Next take out each cutting one after the other.
Copy conscientiously in the order in which they left the bag.
The poem will resemble you.
And there you are--an infinitely original author of charming sensibility,
even though unappreciated by the vulgar herd.
Tristan Tzara
 
Enjoy some more infinitely original and charming sensibility today at Read, Write, Howl with Robyn!

6 comments:

Robyn Hood Black said...

Oh, I love this post and all these musings. And I'm reminded, too, of the Japanese renga poems that could go on for hundreds of verses - or even a thousand! - centuries ago.

Myra Garces-Bacsal from GatheringBooks said...

I love the entire dadaism period simply because I have an affinity for all things strange and surreal. This post is highly informative, Heidi, and quite fascinating too with all those tidbits and facts. It sounds like a wondrous time to be in.

david elzey said...

i discovered tzara back in college, and felt i'd found a home.

"The poem will resemble you."

indeed. how could it not?

Author Amok said...

Hi, Heidi. What an informative post! I'm with Robyn -- I thought of the renga form. One story I heard about that version of progressive poetry, the guest of honor always wrote the opening poem (a form of haiku).

I didn't know that the Dadaists played at this, but it makes complete sense. Or nonsense.

Irene Latham said...

Heidi, thank you so much for this historical information! I participated in a Speed Writing workshop once where we did this verbally -- and I believe the presenter added in some other plotty kind of prompts. It's every bit as much fun as Mad Libs. And I am loving the splash of wine Mary Lee brought to our poem!
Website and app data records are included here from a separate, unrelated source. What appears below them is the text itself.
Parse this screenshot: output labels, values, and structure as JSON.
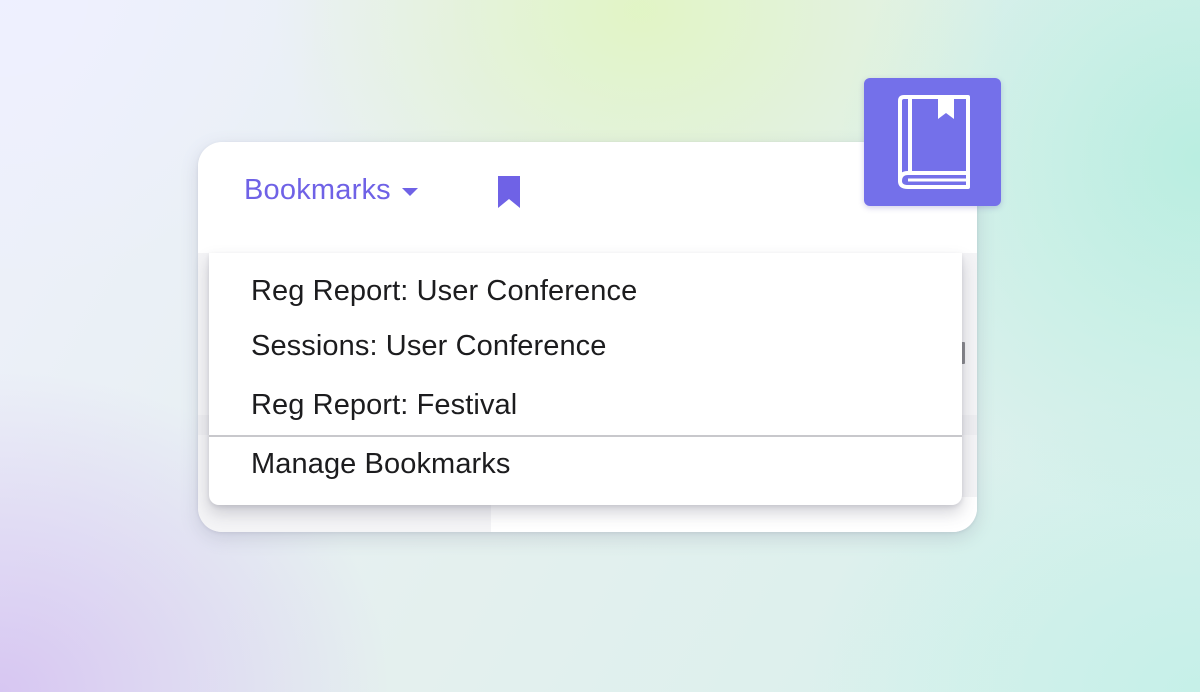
{
  "header": {
    "bookmarks_label": "Bookmarks",
    "bookmark_flag_icon": "bookmark-icon",
    "caret_icon": "caret-down-icon"
  },
  "menu": {
    "items": [
      {
        "label": "Reg Report: User Conference"
      },
      {
        "label": "Sessions: User Conference"
      },
      {
        "label": "Reg Report: Festival"
      }
    ],
    "manage_label": "Manage Bookmarks"
  },
  "badge": {
    "icon": "book-with-bookmark-icon"
  },
  "colors": {
    "accent": "#6f62e6",
    "badge_bg": "#7470ea",
    "menu_text": "#1c1c1e",
    "card_bg": "#ffffff"
  }
}
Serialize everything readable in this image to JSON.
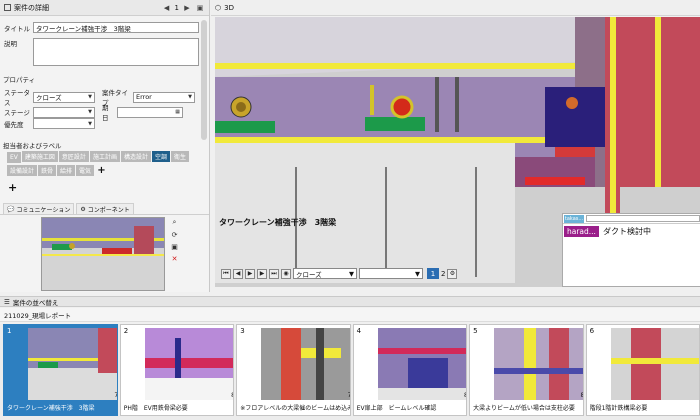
{
  "left_panel": {
    "header": "案件の詳細",
    "page_number": "1",
    "title_label": "タイトル",
    "title_value": "タワークレーン補強干渉　3階梁",
    "description_label": "説明",
    "properties_label": "プロパティ",
    "status_label": "ステータス",
    "status_value": "クローズ",
    "case_type_label": "案件タイプ",
    "case_type_value": "Error",
    "stage_label": "ステージ",
    "stage_value": "",
    "deadline_label": "期日",
    "deadline_value": "",
    "priority_label": "優先度",
    "priority_value": "",
    "assignees_label": "担当者およびラベル",
    "tags": [
      "EV",
      "建築施工図",
      "意匠設計",
      "施工計画",
      "構造設計",
      "空調",
      "衛生",
      "設備設計",
      "鉄骨",
      "給排",
      "電気"
    ],
    "active_tag": "空調",
    "add_symbol": "+",
    "tab_communication": "コミュニケーション",
    "tab_component": "コンポーネント"
  },
  "viewport": {
    "tab_label": "3D",
    "caption": "タワークレーン補強干渉　3階梁",
    "view_select": "クローズ",
    "second_select": "",
    "page_current": "1",
    "page_next": "2",
    "comment_user": "harad...",
    "comment_text": "ダクト検討中",
    "mini_label": "takas..."
  },
  "list": {
    "header": "案件の並べ替え",
    "report_name": "211029_現場レポート",
    "cards": [
      {
        "num": "1",
        "caption": "タワークレーン補強干渉　3階梁",
        "count": "79"
      },
      {
        "num": "2",
        "caption": "PH階　EV用鉄骨梁必要",
        "count": "82"
      },
      {
        "num": "3",
        "caption": "※フロアレベルの大梁催のビームはめ込み＝柱部...",
        "count": "77"
      },
      {
        "num": "4",
        "caption": "EV扉上部　ビームレベル確認",
        "count": "80"
      },
      {
        "num": "5",
        "caption": "大梁よりビームが低い場合は支柱必要",
        "count": "81"
      },
      {
        "num": "6",
        "caption": "階段1階計鉄構梁必要",
        "count": ""
      }
    ]
  }
}
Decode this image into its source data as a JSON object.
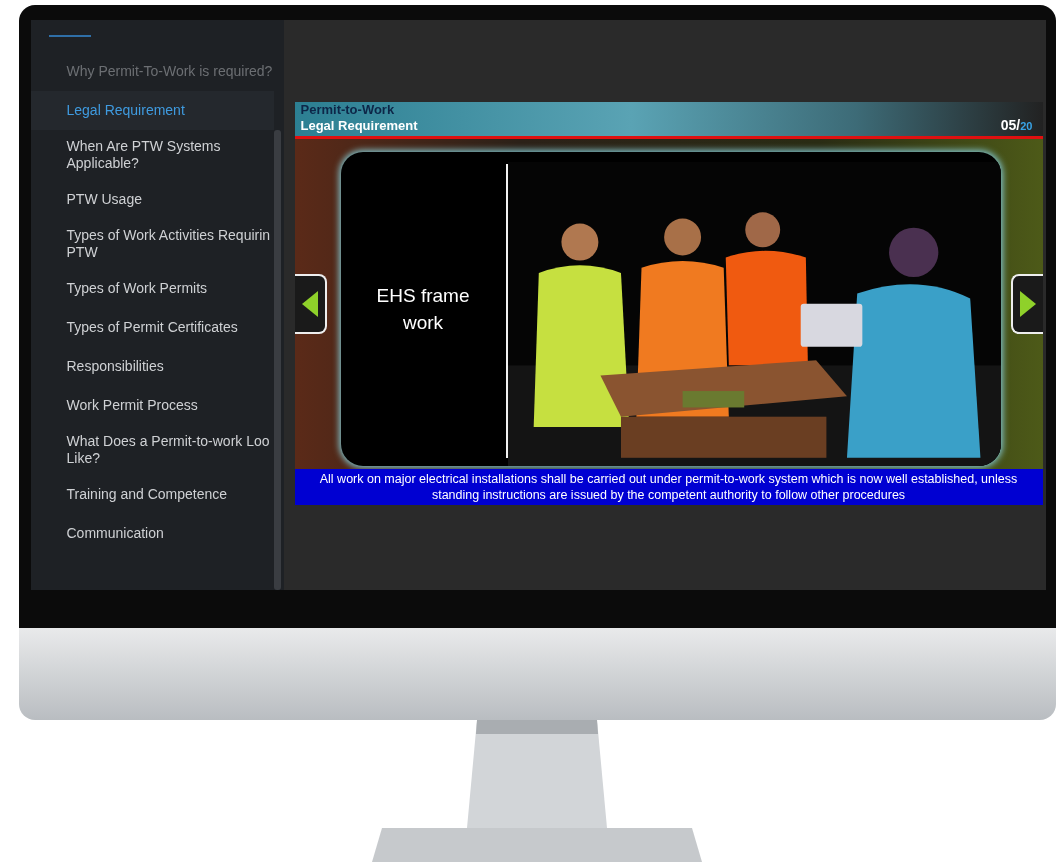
{
  "sidebar": {
    "items": [
      {
        "lines": [
          "Why Permit-To-Work is required?"
        ],
        "selected": false,
        "disabled": true
      },
      {
        "lines": [
          "Legal Requirement"
        ],
        "selected": true,
        "disabled": false
      },
      {
        "lines": [
          "When Are PTW Systems",
          "Applicable?"
        ],
        "selected": false,
        "disabled": false
      },
      {
        "lines": [
          "PTW Usage"
        ],
        "selected": false,
        "disabled": false
      },
      {
        "lines": [
          "Types of Work Activities Requirin",
          "PTW"
        ],
        "selected": false,
        "disabled": false
      },
      {
        "lines": [
          "Types of Work Permits"
        ],
        "selected": false,
        "disabled": false
      },
      {
        "lines": [
          "Types of Permit Certificates"
        ],
        "selected": false,
        "disabled": false
      },
      {
        "lines": [
          "Responsibilities"
        ],
        "selected": false,
        "disabled": false
      },
      {
        "lines": [
          "Work Permit Process"
        ],
        "selected": false,
        "disabled": false
      },
      {
        "lines": [
          "What Does a Permit-to-work Loo",
          "Like?"
        ],
        "selected": false,
        "disabled": false
      },
      {
        "lines": [
          "Training and Competence"
        ],
        "selected": false,
        "disabled": false
      },
      {
        "lines": [
          "Communication"
        ],
        "selected": false,
        "disabled": false
      }
    ]
  },
  "slide": {
    "course": "Permit-to-Work",
    "topic": "Legal Requirement",
    "counter": {
      "current": "05",
      "separator": "/",
      "total": "20"
    },
    "frame_text": "EHS frame work",
    "caption": "All work on major electrical installations shall be carried out under permit-to-work system which is now well established, unless standing instructions are issued by the competent authority to follow other procedures"
  }
}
Who knows how sloshy (sloshed) it will be by the time it reaches you?? :)

Mary Lee said...

Thank you for the history lesson!

I'm going to try some newspaper blackout poems again this year...maybe I'll try cutting some words out and making a "shake and bake" poem, too!